The NHS is for residents of the UK only, regardless of holding a British passport, having an NHS number, paid taxes / NI in the past or having a doctor.
It is a legal obligation to recover charges for NHS treatment if you do not meet an exemption. It is your responsibility to prove that you are entitled to free NHS treatment, without sufficient evidence you will be liable for any treatment received.
Our emergency department is exempt from charges up to the point of admission.
These are chargeable unless you meet an exemption.
Visitors from the EEA
Any visitor from an European Economic Area (EEA) member state must show their European Health Insurance Card to access free healthcare. A valid EHIC entitles the patients to free treatment for conditions that arose during the visit which cannot wait until they return home.
If you cannot show either an EHIC or Provisional Replacement Card (PRC) you will be liable to pay for treatment. In some cases a refund from the country of residence may apply.
Countries with a Bilateral Healthcare Agreement
Any visitors from countries with whom the UK has a Bilateral Healthcare Agreement will need to show proof that they are a national / resident (as appropriate) of the country, e.g. passport, residence permit, identity card, social security card, utility bill, passport etc. in order to be exempt from charges.
Pre-existing conditions that acutely exacerbate whilst in the UK, or in the opinion of a clinician need prompt treatment to prevent them from acutely exacerbating, e.g. dialysis, are also included.
Immediately necessary treatment
Immediately necessary treatment is that which a patient needs:
• to save their life, or
• to prevent a condition from becoming immediately life-threatening, or
• promptly to prevent permanent serious damage from occurring.
This will always be provided irrespective of whether or not the patient has been informed of, or agreed to pay, charges. Also it will not be delayed or withheld to establish the patient's chargeable status or to seek payment.
All maternity services, including routine antenatal treatment, are treated as being immediately necessary.
Urgent treatment is that which clinicians do not consider immediately necessary, but which nevertheless cannot wait until the person can be reasonably expected to return home.
The trust makes every effort to secure payment before treatment is scheduled but if that proves unsuccessful the treatment will not be delayed or withheld.
While the urgency of treatment is a matter of clinical judgement, this does not mean that the treatment should be unlimited; there may be some room for discretion about the extent of treatment and the time at which it is given.
Non-urgent treatment is routine elective treatment that could wait until the patient can return home.
The trust will not provide non-urgent treatment unless the patient pays the full estimated cost of the treatment in advance. However, in order to decide if a patient's need for NHS hospital treatment is urgent or can safely wait until they return home, clinicians will need to know when a patient can reasonably be expected to return home. The decision can be made on the basis of this information.

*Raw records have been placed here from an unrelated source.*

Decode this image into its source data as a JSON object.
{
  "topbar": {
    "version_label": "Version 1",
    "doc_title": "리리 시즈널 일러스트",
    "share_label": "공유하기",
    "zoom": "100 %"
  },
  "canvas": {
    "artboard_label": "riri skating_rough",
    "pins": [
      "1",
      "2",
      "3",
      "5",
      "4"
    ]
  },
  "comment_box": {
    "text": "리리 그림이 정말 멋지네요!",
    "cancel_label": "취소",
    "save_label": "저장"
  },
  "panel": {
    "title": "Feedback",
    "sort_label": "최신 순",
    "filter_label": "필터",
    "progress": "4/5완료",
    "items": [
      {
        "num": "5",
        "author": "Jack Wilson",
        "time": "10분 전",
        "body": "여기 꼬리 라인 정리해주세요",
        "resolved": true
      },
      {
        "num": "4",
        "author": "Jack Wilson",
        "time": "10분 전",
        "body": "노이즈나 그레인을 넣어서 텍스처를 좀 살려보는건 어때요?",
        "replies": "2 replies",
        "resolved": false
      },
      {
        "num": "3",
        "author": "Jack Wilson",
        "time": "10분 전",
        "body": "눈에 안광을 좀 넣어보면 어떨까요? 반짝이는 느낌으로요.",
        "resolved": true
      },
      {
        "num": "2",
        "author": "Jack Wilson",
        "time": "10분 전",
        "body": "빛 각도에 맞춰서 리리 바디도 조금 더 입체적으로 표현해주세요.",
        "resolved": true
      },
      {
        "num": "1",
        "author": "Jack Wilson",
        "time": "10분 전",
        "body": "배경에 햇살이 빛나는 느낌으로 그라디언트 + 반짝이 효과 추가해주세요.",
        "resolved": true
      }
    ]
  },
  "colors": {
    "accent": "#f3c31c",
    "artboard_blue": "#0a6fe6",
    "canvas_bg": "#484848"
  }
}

The decision will be reassessed if the patient informs the trust that their return date has been postponed for valid reasons or if their medical condition unexpectedly changes.
Overseas patients planning on having their baby during their UK visit.
If you are not ordinarily resident meaning someone who is living lawfully in the UK, and you do not meet an exemption you will be liable for your maternity care.
You are required to show evidence to support your exemption, examples include:
• A valid European Health Insurance Card (EHIC) or S2 certificate issued in your European country of residence
• A valid visa of more than 6 months issued with an NHS exemption card, having paid the health surcharge
• A guarantee of payment issued by your insurance company covering maternity services
• A valid passport or identity card if you are a resident of a bilateral agreement country
For more information on the maternity exemptions and charges, please contact the overseas business managers.
Charges, tariff and payments
Overseas visitors with travel insurance will be required to pay for their treatment and then claim back from their insurer when returning home unless the insurer provides a guarantee of payment.
In line with the current Department of Health regulations Overseas visitors treated from the EEA without a European Health Insurance Card will be charged 100% of tariff cost and NON EEA Overseas visitors 150% of tariff cost.
Payments will be taken from admitted overseas patients at the earliest opportunity at a rate of:
- £1000 per night for EEA patients
- £1500 per night for Non EEA patients
A final invoice will be raised upon discharged and any over payment refunded or under payment requested from the patient.
The current Department of Health Regulations for charging overseas patients can be found at: